### DATA EXCERPTS

§

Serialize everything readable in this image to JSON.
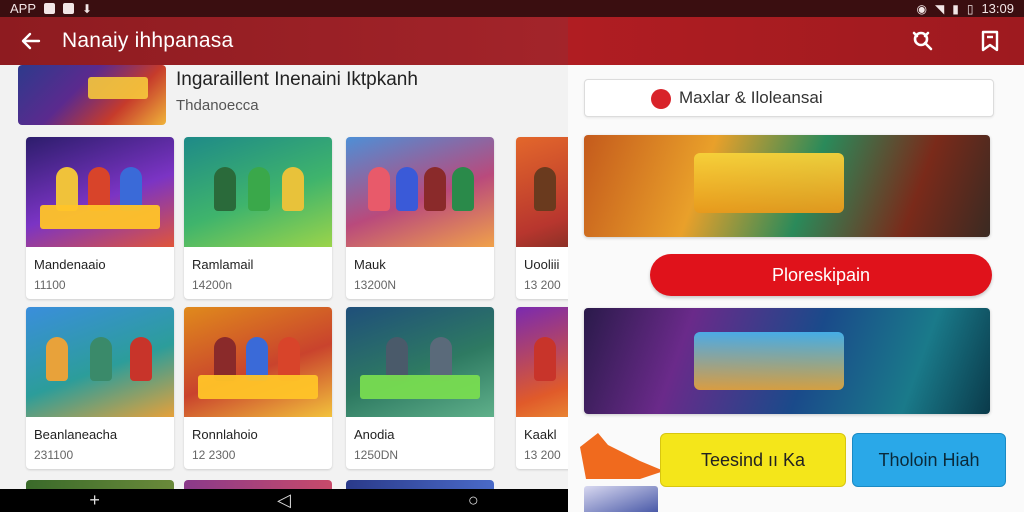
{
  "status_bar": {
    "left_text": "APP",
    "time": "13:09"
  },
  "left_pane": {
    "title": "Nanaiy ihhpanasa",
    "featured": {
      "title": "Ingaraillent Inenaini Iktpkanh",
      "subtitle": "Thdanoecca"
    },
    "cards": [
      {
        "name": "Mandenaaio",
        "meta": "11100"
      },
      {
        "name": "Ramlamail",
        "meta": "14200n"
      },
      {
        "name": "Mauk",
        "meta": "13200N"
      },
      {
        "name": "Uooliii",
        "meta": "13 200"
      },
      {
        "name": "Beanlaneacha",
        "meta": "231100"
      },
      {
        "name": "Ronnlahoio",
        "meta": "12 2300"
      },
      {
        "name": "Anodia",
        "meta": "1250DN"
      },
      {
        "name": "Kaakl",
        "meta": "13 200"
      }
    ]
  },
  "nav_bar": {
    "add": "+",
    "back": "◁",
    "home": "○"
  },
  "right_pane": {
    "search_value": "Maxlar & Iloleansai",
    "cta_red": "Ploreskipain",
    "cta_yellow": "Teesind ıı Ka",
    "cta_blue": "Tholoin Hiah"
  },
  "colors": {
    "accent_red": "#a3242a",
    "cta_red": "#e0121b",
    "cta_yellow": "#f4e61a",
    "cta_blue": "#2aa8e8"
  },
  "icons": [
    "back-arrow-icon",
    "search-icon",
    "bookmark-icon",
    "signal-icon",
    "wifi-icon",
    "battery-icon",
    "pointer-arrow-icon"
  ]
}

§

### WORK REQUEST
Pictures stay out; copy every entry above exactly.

### TASK RESULT
Serialize everything readable in this image to JSON.
{
  "status_bar": {
    "left_text": "APP",
    "time": "13:09"
  },
  "left_pane": {
    "title": "Nanaiy ihhpanasa",
    "featured": {
      "title": "Ingaraillent Inenaini Iktpkanh",
      "subtitle": "Thdanoecca"
    },
    "cards": [
      {
        "name": "Mandenaaio",
        "meta": "11100"
      },
      {
        "name": "Ramlamail",
        "meta": "14200n"
      },
      {
        "name": "Mauk",
        "meta": "13200N"
      },
      {
        "name": "Uooliii",
        "meta": "13 200"
      },
      {
        "name": "Beanlaneacha",
        "meta": "231100"
      },
      {
        "name": "Ronnlahoio",
        "meta": "12 2300"
      },
      {
        "name": "Anodia",
        "meta": "1250DN"
      },
      {
        "name": "Kaakl",
        "meta": "13 200"
      }
    ]
  },
  "nav_bar": {
    "add": "+",
    "back": "◁",
    "home": "○"
  },
  "right_pane": {
    "search_value": "Maxlar & Iloleansai",
    "cta_red": "Ploreskipain",
    "cta_yellow": "Teesind ıı Ka",
    "cta_blue": "Tholoin Hiah"
  },
  "colors": {
    "accent_red": "#a3242a",
    "cta_red": "#e0121b",
    "cta_yellow": "#f4e61a",
    "cta_blue": "#2aa8e8"
  },
  "icons": [
    "back-arrow-icon",
    "search-icon",
    "bookmark-icon",
    "signal-icon",
    "wifi-icon",
    "battery-icon",
    "pointer-arrow-icon"
  ]
}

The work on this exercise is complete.